Unfortunately, barn razing has eclipsed the barn raisings that were so common in America a century ago. Older barns may be derided as eyesores in various stages of decay. Yet these historic structures deserve our attention and preservation efforts because they embody our nation’s rich, historical past.

Here we offer a little background on the types of classic barns in the United States.

Classic American Barn Types

Dutch Barns
The earliest American barns are Dutch barns. Few have survived in their original layout. You can spot a Dutch barn by its simple, massive-looking exterior, with a wide gable roof; simple, horizontal clapboard siding; a pent roof to provide protection at a central entry; and stock doors at the corners. The interior of a Dutch barn is reminiscent of a church, with a central aisle, H-shaped beam structures, and mortise-and-tenon joints with rounded ends. When well preserved, Dutch barns are stunning in their simplicity and strength.

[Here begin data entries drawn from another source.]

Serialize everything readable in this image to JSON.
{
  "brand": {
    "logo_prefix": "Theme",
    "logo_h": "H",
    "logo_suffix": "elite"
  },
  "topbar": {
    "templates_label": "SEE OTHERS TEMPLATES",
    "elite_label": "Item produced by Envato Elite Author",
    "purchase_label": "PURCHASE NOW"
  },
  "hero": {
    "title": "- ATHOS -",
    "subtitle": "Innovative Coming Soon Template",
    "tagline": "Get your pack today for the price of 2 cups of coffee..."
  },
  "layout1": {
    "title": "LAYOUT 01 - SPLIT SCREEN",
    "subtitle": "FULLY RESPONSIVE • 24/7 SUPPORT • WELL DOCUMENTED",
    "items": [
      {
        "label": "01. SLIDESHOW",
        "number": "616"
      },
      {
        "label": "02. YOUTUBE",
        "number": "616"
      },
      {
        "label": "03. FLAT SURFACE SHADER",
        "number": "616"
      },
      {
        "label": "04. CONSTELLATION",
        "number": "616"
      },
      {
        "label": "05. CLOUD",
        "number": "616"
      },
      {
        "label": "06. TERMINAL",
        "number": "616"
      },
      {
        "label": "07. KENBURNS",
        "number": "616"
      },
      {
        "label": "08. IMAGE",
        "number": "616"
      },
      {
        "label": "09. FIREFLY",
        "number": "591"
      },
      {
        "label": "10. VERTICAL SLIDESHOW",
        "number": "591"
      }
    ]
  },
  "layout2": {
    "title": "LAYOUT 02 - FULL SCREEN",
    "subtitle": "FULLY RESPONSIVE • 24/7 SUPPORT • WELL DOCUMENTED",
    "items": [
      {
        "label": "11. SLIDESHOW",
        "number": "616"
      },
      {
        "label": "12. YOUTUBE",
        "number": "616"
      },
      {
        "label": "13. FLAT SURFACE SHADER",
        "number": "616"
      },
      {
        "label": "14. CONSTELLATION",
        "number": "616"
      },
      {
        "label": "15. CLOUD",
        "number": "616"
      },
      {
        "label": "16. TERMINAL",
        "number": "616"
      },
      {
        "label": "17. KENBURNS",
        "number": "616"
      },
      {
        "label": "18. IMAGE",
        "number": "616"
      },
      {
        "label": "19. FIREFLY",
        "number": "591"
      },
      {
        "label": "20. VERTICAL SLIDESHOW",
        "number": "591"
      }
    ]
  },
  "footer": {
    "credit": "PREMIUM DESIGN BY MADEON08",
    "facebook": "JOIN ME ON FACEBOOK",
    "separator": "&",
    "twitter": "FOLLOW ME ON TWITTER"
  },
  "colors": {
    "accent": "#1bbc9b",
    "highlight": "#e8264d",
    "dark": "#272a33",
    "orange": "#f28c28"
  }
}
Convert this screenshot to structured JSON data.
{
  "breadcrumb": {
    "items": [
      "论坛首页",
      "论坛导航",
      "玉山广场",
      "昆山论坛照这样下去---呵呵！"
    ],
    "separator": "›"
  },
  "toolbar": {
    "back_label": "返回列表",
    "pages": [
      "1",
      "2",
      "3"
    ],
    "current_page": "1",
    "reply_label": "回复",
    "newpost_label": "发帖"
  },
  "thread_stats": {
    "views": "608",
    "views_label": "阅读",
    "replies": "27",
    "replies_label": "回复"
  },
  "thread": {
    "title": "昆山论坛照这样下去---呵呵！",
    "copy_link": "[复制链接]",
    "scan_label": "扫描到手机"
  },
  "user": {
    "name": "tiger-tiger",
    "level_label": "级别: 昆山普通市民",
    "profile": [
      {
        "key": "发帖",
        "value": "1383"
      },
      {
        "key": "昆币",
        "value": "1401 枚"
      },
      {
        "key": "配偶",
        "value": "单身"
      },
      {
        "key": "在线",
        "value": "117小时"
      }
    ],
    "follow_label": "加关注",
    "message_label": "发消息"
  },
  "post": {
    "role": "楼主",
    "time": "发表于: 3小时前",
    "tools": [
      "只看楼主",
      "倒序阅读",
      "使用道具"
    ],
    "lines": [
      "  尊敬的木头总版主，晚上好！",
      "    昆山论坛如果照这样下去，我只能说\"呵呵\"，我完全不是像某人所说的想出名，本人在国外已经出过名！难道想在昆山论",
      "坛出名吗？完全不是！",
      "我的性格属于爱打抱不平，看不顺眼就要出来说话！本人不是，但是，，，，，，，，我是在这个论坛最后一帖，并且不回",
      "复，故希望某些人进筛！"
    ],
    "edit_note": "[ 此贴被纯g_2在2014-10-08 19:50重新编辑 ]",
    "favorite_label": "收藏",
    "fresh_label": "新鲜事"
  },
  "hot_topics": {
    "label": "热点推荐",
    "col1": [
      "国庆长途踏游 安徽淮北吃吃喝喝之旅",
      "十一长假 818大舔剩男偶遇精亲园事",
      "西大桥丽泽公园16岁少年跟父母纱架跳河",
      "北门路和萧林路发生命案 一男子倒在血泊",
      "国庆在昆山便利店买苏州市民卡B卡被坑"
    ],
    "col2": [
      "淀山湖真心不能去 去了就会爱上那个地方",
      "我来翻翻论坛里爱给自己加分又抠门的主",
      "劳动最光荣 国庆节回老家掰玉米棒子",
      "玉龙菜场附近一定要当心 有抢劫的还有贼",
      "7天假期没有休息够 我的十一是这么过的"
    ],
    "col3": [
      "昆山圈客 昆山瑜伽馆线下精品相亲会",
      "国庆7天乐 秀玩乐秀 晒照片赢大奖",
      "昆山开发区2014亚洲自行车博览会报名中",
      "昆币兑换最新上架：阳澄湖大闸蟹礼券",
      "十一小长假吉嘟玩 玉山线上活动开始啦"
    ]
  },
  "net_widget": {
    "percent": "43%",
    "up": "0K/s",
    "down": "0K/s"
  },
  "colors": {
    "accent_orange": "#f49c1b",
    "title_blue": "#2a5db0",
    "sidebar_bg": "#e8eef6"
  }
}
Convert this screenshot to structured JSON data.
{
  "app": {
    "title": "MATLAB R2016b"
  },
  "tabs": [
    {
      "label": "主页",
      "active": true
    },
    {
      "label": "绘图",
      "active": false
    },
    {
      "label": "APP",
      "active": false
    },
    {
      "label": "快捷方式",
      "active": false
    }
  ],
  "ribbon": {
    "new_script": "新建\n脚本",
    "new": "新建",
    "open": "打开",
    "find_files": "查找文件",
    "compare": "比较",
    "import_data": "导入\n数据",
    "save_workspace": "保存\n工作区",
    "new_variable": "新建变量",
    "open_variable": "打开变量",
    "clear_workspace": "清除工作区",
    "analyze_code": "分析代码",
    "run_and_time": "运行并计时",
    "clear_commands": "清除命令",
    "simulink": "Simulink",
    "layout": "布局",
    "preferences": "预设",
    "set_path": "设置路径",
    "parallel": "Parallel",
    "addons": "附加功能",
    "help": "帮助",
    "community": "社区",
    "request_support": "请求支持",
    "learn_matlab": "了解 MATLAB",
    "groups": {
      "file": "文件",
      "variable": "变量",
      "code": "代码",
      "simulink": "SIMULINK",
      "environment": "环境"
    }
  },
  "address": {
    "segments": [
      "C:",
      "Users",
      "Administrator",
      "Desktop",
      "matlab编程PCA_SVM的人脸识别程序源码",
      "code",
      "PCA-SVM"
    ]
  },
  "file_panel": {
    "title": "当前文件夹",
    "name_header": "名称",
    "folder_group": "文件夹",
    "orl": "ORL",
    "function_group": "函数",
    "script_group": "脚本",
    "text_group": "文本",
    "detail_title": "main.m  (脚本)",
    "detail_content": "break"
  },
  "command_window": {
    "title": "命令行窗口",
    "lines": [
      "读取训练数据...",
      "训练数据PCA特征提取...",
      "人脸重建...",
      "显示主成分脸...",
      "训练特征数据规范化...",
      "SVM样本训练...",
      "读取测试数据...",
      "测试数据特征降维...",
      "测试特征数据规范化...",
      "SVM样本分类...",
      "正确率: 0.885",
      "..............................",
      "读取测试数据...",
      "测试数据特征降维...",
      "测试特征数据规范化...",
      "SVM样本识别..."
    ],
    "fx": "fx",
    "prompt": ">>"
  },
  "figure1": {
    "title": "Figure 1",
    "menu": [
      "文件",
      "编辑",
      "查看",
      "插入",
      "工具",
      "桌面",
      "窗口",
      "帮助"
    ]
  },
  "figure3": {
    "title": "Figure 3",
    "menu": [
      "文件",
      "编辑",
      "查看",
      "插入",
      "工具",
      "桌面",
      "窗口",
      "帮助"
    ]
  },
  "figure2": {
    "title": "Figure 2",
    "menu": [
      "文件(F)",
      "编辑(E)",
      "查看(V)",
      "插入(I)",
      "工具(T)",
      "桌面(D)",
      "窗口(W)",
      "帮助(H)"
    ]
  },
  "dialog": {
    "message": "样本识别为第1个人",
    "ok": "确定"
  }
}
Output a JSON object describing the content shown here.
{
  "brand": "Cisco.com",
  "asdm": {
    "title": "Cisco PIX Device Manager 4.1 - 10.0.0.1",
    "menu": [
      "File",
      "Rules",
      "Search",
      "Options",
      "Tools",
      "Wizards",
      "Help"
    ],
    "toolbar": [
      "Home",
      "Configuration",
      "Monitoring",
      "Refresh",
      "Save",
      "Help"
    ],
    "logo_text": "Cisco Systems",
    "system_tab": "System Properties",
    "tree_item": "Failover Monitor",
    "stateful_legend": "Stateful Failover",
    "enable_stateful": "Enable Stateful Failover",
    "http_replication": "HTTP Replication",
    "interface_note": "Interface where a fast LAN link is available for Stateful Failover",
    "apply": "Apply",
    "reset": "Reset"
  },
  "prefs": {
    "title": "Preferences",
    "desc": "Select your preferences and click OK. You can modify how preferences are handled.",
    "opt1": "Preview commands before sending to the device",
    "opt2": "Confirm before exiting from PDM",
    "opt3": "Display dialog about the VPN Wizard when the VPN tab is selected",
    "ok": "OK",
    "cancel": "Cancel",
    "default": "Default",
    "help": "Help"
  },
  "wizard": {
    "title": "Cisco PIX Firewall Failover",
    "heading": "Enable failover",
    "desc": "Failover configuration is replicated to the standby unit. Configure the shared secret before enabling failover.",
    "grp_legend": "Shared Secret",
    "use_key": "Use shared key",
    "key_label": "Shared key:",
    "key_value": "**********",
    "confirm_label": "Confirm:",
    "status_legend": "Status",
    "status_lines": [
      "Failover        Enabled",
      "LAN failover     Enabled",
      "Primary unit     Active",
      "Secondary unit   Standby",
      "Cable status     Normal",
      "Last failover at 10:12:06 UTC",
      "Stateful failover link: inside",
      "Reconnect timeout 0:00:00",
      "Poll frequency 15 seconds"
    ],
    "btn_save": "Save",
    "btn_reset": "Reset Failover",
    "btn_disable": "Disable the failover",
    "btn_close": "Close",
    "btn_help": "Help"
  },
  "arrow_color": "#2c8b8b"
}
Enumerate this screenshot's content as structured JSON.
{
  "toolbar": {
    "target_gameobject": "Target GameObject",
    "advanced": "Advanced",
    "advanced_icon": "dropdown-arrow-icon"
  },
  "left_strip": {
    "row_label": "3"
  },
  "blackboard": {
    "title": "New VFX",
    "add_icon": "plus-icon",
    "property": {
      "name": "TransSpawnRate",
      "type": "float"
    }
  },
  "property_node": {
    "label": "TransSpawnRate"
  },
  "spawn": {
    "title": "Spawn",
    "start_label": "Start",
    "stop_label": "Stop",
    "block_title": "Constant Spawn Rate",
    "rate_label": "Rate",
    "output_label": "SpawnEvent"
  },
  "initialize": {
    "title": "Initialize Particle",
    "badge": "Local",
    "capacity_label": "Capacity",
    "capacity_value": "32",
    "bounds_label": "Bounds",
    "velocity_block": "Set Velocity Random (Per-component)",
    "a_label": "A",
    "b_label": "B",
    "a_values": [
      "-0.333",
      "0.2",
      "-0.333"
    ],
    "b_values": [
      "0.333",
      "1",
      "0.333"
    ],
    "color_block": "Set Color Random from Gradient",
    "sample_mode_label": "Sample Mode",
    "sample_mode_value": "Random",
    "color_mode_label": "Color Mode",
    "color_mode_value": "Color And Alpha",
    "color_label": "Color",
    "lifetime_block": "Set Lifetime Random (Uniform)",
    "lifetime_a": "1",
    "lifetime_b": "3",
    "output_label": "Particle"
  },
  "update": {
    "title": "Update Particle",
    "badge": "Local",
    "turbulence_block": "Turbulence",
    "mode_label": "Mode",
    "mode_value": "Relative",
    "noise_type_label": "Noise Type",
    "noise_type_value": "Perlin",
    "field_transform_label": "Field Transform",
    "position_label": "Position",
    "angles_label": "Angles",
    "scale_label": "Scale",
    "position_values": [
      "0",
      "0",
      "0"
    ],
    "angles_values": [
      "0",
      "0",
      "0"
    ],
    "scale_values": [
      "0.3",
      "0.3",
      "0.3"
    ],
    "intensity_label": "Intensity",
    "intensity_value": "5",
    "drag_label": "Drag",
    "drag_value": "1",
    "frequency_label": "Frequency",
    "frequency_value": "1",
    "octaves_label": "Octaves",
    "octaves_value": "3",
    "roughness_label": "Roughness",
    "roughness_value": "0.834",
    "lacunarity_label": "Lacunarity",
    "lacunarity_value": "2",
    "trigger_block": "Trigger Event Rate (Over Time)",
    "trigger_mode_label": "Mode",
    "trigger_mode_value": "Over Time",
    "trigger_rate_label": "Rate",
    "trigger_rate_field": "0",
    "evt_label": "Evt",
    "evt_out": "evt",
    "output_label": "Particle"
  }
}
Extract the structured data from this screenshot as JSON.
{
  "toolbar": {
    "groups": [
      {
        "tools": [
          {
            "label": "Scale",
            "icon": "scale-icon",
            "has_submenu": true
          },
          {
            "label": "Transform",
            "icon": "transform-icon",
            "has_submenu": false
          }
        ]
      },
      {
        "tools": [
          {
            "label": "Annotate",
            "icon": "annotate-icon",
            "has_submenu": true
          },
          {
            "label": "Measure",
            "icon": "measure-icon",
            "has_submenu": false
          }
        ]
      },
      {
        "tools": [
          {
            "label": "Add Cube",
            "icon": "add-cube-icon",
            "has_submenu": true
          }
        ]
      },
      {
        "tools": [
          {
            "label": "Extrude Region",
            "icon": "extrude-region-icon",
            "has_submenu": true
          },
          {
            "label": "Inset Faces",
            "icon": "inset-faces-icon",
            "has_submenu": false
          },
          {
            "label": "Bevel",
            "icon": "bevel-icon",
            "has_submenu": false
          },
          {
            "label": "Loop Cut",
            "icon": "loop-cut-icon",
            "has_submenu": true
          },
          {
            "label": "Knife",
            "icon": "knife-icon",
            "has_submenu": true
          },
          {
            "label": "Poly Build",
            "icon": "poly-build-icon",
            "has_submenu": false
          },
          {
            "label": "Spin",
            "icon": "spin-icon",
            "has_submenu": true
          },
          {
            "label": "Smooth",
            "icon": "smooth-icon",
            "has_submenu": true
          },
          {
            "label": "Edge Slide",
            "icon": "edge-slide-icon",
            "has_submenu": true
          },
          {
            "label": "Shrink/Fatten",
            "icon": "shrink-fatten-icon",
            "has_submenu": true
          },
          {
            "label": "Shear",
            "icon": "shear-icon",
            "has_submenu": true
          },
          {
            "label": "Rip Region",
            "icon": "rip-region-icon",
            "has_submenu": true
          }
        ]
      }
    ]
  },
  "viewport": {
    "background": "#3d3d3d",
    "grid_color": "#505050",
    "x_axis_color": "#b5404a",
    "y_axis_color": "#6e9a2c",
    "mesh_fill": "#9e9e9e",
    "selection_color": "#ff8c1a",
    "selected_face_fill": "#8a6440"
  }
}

Bank Barns
Perhaps the cleverest American barn design is the bank barn, which takes advantage of a slope to create multiple levels of productivity. Traditionally, a bank barn was built with the longest side running parallel to a slope. That way, livestock could be housed on the lower level, at the bottom of the hill. Oftentimes, this “daylight basement” level faced south, and provided a protected space where animals gathered in the winter months. The second story was level with the top of the hill, and allowed wagons carrying hay or wheat easy access for threshing and storage. Early bank barns feature stone sidewalls, with ventilation apertures to prevent fire. (While curing, green hay can produce enough heat to combust spontaneously.)

Round Barns
Barn at Mt. VernonGeorge Washington’s sixteen-sided barn at Mount Vernon is representative of the round barn’s appeal. Round barns are efficient, in that they require fewer materials to create the same amount of storage. Washington’s high-tech barn was tailor made for efficient threshing. Horses would run around a central column while stomping on wheat, working the grain out. Gaps between floorboards on the first level allowed the grain to fall through to a lower story, where it could be gathered for storage. Compared to rectangular barns, circular barns are also more stable. A final advantage is that round barns may be built with self-supporting roofs, eliminating the need for interior supports and increasing storage space.

Prairie barns, crib barns, and house barns are additional American barn types. Barn structures reflect local crops; tobacco barns with gable-on-hip roofs are common in the southeastern U.S., while dairy barns are found throughout the Midwest. Building materials vary according to location as well; Idaho barns may be built of basalt (a volcanic stone), while the Southwest boasts adobe barns. The variety of barns in our country reflects our nation’s cultural and geological diversity.

Unfortunately, as Americans move away from the country, many barns are being abandoned. A 2007 USDA census of farmers making more than $1,000 of farm income annually found that there are about 650,000 barns left in America. There are problems with this survey—it doesn’t include barns that are being used for other purposes, for one thing—but it does suggest that the number of American barns has dropped since 1950, when National Barn Alliance president Charles Leik estimates that there were 6 million barns still standing in our country.

Barn HomesFor barn enthusiasts, one encouraging trend is the growing interest in barn homes. As dedicated barn home builders, we appreciate the growing popularity in barns with living quarters attached. The barn portion of the structure is often included on the ground floor, while living quarters are situated above.

If you’re interested in contributing to the number of barns in America, contact us. We build custom barn designs, including horse barns and barns with living quarters. We can work with you to create a custom plan to perfectly fit your needs. And we are happy to work with you to include design features that echo America’s rich barn history.

[Mt. Vernon Barn Photo by Matt Howry via CC License]